- _INSTRUCTIONS FOR THE TASK_: Each entry that follows should be retyped exactly.

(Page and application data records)
···
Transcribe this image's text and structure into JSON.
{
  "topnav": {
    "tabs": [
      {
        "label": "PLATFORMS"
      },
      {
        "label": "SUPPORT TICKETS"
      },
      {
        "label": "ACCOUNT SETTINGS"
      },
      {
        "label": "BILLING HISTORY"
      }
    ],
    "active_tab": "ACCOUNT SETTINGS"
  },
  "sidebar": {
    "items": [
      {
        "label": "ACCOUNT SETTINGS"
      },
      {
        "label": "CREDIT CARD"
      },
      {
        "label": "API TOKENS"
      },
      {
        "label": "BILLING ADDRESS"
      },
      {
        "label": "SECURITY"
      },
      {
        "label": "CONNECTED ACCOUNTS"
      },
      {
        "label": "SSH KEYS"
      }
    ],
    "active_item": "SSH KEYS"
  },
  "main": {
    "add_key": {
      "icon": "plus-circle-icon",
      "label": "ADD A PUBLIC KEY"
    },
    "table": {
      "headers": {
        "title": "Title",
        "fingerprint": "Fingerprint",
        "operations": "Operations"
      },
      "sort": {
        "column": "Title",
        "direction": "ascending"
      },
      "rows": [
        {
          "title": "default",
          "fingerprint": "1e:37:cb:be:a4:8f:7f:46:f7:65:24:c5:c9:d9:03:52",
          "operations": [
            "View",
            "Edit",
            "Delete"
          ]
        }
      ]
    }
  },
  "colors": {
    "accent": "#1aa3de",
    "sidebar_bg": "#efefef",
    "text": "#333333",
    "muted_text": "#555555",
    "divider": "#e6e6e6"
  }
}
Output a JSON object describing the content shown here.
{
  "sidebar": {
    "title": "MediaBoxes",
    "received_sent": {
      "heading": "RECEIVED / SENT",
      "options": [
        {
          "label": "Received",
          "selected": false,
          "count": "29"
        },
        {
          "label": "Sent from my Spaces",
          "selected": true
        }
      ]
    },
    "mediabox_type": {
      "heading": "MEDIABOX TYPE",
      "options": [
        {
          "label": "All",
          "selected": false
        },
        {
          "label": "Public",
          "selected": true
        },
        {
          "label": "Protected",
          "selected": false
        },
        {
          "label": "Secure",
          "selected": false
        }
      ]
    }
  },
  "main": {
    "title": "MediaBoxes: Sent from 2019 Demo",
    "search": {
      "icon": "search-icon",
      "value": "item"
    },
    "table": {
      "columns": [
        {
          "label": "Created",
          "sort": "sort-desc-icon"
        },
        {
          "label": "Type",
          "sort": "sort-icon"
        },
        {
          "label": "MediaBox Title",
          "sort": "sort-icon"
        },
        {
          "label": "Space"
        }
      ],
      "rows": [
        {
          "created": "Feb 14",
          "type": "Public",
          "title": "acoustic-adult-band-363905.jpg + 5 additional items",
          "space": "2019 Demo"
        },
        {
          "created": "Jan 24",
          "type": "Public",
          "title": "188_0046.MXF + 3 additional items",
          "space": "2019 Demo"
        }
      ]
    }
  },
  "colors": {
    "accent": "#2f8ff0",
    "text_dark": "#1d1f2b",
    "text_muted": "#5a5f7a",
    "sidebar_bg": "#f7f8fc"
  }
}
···
- _RESPONSE_:
Transcribe this image's text and structure into JSON.
{
  "topnav": {
    "tabs": [
      {
        "label": "PLATFORMS"
      },
      {
        "label": "SUPPORT TICKETS"
      },
      {
        "label": "ACCOUNT SETTINGS"
      },
      {
        "label": "BILLING HISTORY"
      }
    ],
    "active_tab": "ACCOUNT SETTINGS"
  },
  "sidebar": {
    "items": [
      {
        "label": "ACCOUNT SETTINGS"
      },
      {
        "label": "CREDIT CARD"
      },
      {
        "label": "API TOKENS"
      },
      {
        "label": "BILLING ADDRESS"
      },
      {
        "label": "SECURITY"
      },
      {
        "label": "CONNECTED ACCOUNTS"
      },
      {
        "label": "SSH KEYS"
      }
    ],
    "active_item": "SSH KEYS"
  },
  "main": {
    "add_key": {
      "icon": "plus-circle-icon",
      "label": "ADD A PUBLIC KEY"
    },
    "table": {
      "headers": {
        "title": "Title",
        "fingerprint": "Fingerprint",
        "operations": "Operations"
      },
      "sort": {
        "column": "Title",
        "direction": "ascending"
      },
      "rows": [
        {
          "title": "default",
          "fingerprint": "1e:37:cb:be:a4:8f:7f:46:f7:65:24:c5:c9:d9:03:52",
          "operations": [
            "View",
            "Edit",
            "Delete"
          ]
        }
      ]
    }
  },
  "colors": {
    "accent": "#1aa3de",
    "sidebar_bg": "#efefef",
    "text": "#333333",
    "muted_text": "#555555",
    "divider": "#e6e6e6"
  }
}
Output a JSON object describing the content shown here.
{
  "sidebar": {
    "title": "MediaBoxes",
    "received_sent": {
      "heading": "RECEIVED / SENT",
      "options": [
        {
          "label": "Received",
          "selected": false,
          "count": "29"
        },
        {
          "label": "Sent from my Spaces",
          "selected": true
        }
      ]
    },
    "mediabox_type": {
      "heading": "MEDIABOX TYPE",
      "options": [
        {
          "label": "All",
          "selected": false
        },
        {
          "label": "Public",
          "selected": true
        },
        {
          "label": "Protected",
          "selected": false
        },
        {
          "label": "Secure",
          "selected": false
        }
      ]
    }
  },
  "main": {
    "title": "MediaBoxes: Sent from 2019 Demo",
    "search": {
      "icon": "search-icon",
      "value": "item"
    },
    "table": {
      "columns": [
        {
          "label": "Created",
          "sort": "sort-desc-icon"
        },
        {
          "label": "Type",
          "sort": "sort-icon"
        },
        {
          "label": "MediaBox Title",
          "sort": "sort-icon"
        },
        {
          "label": "Space"
        }
      ],
      "rows": [
        {
          "created": "Feb 14",
          "type": "Public",
          "title": "acoustic-adult-band-363905.jpg + 5 additional items",
          "space": "2019 Demo"
        },
        {
          "created": "Jan 24",
          "type": "Public",
          "title": "188_0046.MXF + 3 additional items",
          "space": "2019 Demo"
        }
      ]
    }
  },
  "colors": {
    "accent": "#2f8ff0",
    "text_dark": "#1d1f2b",
    "text_muted": "#5a5f7a",
    "sidebar_bg": "#f7f8fc"
  }
}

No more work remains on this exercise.